[The task]
A complete answer includes every line below with the word "banner".

[Data records for software interfaces]
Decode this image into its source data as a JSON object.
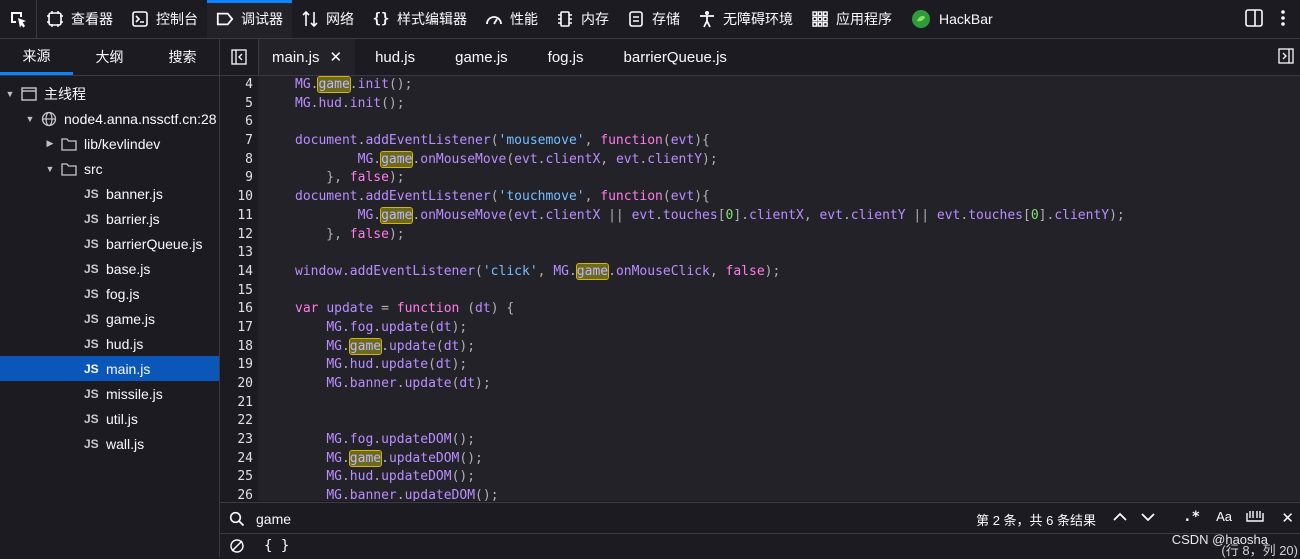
{
  "toolbar": {
    "tabs": [
      {
        "label": "查看器",
        "icon": "inspector-icon"
      },
      {
        "label": "控制台",
        "icon": "console-icon"
      },
      {
        "label": "调试器",
        "icon": "debugger-icon"
      },
      {
        "label": "网络",
        "icon": "network-icon"
      },
      {
        "label": "样式编辑器",
        "icon": "style-editor-icon"
      },
      {
        "label": "性能",
        "icon": "performance-icon"
      },
      {
        "label": "内存",
        "icon": "memory-icon"
      },
      {
        "label": "存储",
        "icon": "storage-icon"
      },
      {
        "label": "无障碍环境",
        "icon": "accessibility-icon"
      },
      {
        "label": "应用程序",
        "icon": "application-icon"
      },
      {
        "label": "HackBar",
        "icon": "hackbar-icon"
      }
    ],
    "active_tab": "调试器"
  },
  "left_panel": {
    "tabs": [
      "来源",
      "大纲",
      "搜索"
    ],
    "active_tab": "来源",
    "tree": {
      "main_thread": "主线程",
      "host": "node4.anna.nssctf.cn:28",
      "folder_lib": "lib/kevlindev",
      "folder_src": "src",
      "files": [
        "banner.js",
        "barrier.js",
        "barrierQueue.js",
        "base.js",
        "fog.js",
        "game.js",
        "hud.js",
        "main.js",
        "missile.js",
        "util.js",
        "wall.js"
      ],
      "selected_file": "main.js",
      "js_badge": "JS"
    }
  },
  "editor": {
    "tabs": [
      "main.js",
      "hud.js",
      "game.js",
      "fog.js",
      "barrierQueue.js"
    ],
    "active_tab": "main.js",
    "close_glyph": "✕",
    "lines": [
      {
        "n": "4",
        "text": "MG.game.init();"
      },
      {
        "n": "5",
        "text": "MG.hud.init();"
      },
      {
        "n": "6",
        "text": ""
      },
      {
        "n": "7",
        "text": "document.addEventListener('mousemove', function(evt){"
      },
      {
        "n": "8",
        "text": "        MG.game.onMouseMove(evt.clientX, evt.clientY);"
      },
      {
        "n": "9",
        "text": "    }, false);"
      },
      {
        "n": "10",
        "text": "document.addEventListener('touchmove', function(evt){"
      },
      {
        "n": "11",
        "text": "        MG.game.onMouseMove(evt.clientX || evt.touches[0].clientX, evt.clientY || evt.touches[0].clientY);"
      },
      {
        "n": "12",
        "text": "    }, false);"
      },
      {
        "n": "13",
        "text": ""
      },
      {
        "n": "14",
        "text": "window.addEventListener('click', MG.game.onMouseClick, false);"
      },
      {
        "n": "15",
        "text": ""
      },
      {
        "n": "16",
        "text": "var update = function (dt) {"
      },
      {
        "n": "17",
        "text": "    MG.fog.update(dt);"
      },
      {
        "n": "18",
        "text": "    MG.game.update(dt);"
      },
      {
        "n": "19",
        "text": "    MG.hud.update(dt);"
      },
      {
        "n": "20",
        "text": "    MG.banner.update(dt);"
      },
      {
        "n": "21",
        "text": ""
      },
      {
        "n": "22",
        "text": ""
      },
      {
        "n": "23",
        "text": "    MG.fog.updateDOM();"
      },
      {
        "n": "24",
        "text": "    MG.game.updateDOM();"
      },
      {
        "n": "25",
        "text": "    MG.hud.updateDOM();"
      },
      {
        "n": "26",
        "text": "    MG.banner.updateDOM();"
      }
    ],
    "highlight_term": "game"
  },
  "search": {
    "value": "game",
    "result": "第 2 条，共 6 条结果",
    "regex_label": ".*",
    "case_label": "Aa",
    "close_glyph": "✕"
  },
  "footer": {
    "pretty_print": "{ }",
    "position": "(行 8，列 20)",
    "watermark": "CSDN @haosha"
  },
  "colors": {
    "accent": "#0a84ff",
    "selected": "#0b57b9",
    "match_highlight": "#6b6a1d"
  }
}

[Problem solution]
        "banner.js",
        "text": "    MG.banner.update(dt);"
        "text": "    MG.banner.updateDOM();"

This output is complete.